**WHAT YOU HAVE TO DO**
Go through the data below line by line and report how many lines contain "label", giving only that figure.
*** Opening of RECORDS TO USE ***
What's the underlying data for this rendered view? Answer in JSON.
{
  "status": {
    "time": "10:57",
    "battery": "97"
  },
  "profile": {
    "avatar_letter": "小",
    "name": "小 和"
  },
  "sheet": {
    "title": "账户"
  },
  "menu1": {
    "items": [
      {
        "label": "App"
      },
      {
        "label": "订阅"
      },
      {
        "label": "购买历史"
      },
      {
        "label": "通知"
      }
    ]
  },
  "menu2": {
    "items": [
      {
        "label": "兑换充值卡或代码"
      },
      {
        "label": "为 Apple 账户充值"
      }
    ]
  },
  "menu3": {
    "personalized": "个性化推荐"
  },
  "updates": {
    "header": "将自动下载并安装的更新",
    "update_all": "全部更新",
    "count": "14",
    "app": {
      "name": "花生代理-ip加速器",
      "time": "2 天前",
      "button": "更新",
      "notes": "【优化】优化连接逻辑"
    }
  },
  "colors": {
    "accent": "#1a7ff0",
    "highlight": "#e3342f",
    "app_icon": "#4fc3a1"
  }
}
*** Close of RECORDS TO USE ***
**RESULT**
6